Each record is to be given again precisely as written.

___ RAW DATA

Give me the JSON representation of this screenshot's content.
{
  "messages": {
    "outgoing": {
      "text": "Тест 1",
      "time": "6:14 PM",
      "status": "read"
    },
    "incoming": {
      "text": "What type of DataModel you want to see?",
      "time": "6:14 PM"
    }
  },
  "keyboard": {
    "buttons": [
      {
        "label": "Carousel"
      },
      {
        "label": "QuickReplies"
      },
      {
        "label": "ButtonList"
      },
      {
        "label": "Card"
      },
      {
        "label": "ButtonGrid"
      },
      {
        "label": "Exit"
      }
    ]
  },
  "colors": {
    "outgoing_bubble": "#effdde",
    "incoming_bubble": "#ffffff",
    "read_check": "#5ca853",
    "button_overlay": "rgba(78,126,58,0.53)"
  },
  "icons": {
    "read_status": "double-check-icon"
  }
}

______

= ANSWER TO THIS TASK =
Give me the JSON representation of this screenshot's content.
{
  "messages": {
    "outgoing": {
      "text": "Тест 1",
      "time": "6:14 PM",
      "status": "read"
    },
    "incoming": {
      "text": "What type of DataModel you want to see?",
      "time": "6:14 PM"
    }
  },
  "keyboard": {
    "buttons": [
      {
        "label": "Carousel"
      },
      {
        "label": "QuickReplies"
      },
      {
        "label": "ButtonList"
      },
      {
        "label": "Card"
      },
      {
        "label": "ButtonGrid"
      },
      {
        "label": "Exit"
      }
    ]
  },
  "colors": {
    "outgoing_bubble": "#effdde",
    "incoming_bubble": "#ffffff",
    "read_check": "#5ca853",
    "button_overlay": "rgba(78,126,58,0.53)"
  },
  "icons": {
    "read_status": "double-check-icon"
  }
}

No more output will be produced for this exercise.